Stanford bioengineer, neuroscientist and psychiatrist Karl Deisseroth has written a new book -- and it’s not a ‘science book.’
Euan Ashley, professor of medicine and genetics, tells the stories of his patients with rare or mystery diseases through his new book, The Genome Odyssey.
Stanford Medicine science writer Tracie White shares the origins of her new book that explores ME/CFS, family bonds, science, suffering, and much more.
Reece and Alister Sharp, daughters of Stanford neurosurgeon Odette Harris, co-authored a children's book to share their experience.
Stanford physician Benjamin Lindquist wrote a children's book to help explain social distancing to his 2-year-old daughter Kiley.
History buff and Stanford obstetrician Ronald Gibbs wrote a novel in which George Washington is shot in the chest early in the Revolutionary War.
Moises Gallegos, a Stanford emergency medicine physician, wrote a children's book for his son to celebrate his wife, a physician-mother.
Former and current Stanford medical students recommends several nonfiction books — as well as authors —that present science through a humanistic lens.
Looking for a good biomedical or science read? Stanford Medicine leaders and science communicators suggest some of their favorites.
Stanford obstetrician Yasser El-Sayed has published a collection of short stories exploring themes of home, identity and cultural dislocation.
Mallory Smith's memoir chronicles her life with cystic fibrosis. Christy Hartman knew Mallory, and attended a campus event celebrating Mallory's book.
Author and psychiatrist Christine Montross discussed her work and read excerpts from her books at a recent event at Stanford.
With a DNA test, Dani Shapiro discovered that the man she had thought was her father was not. She discussed the finding, and her writing, on campus.
The fall issue of Stanford Medicine magazine features an excerpt from Ben Barres' autobiography, which describes his transition from female to male.
Parents and nurses read to preemies at a recent Packard Children's event, promoting the benefits of reading to babies uncovered by recent Stanford research.
The medical dictionary was small, with a worn green-black cover.
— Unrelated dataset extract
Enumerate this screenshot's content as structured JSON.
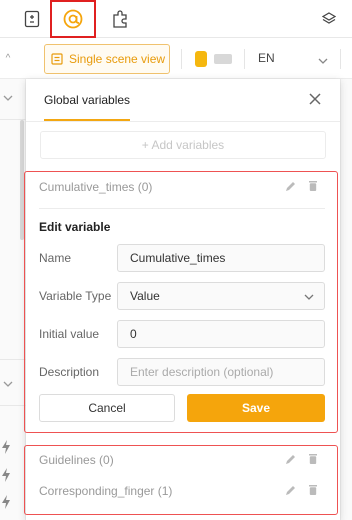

Published in 1898, it featured a wonderfully odd assortment of terms, with definitions averaging about six words. I set out to learn more about who wrote it and how it was used.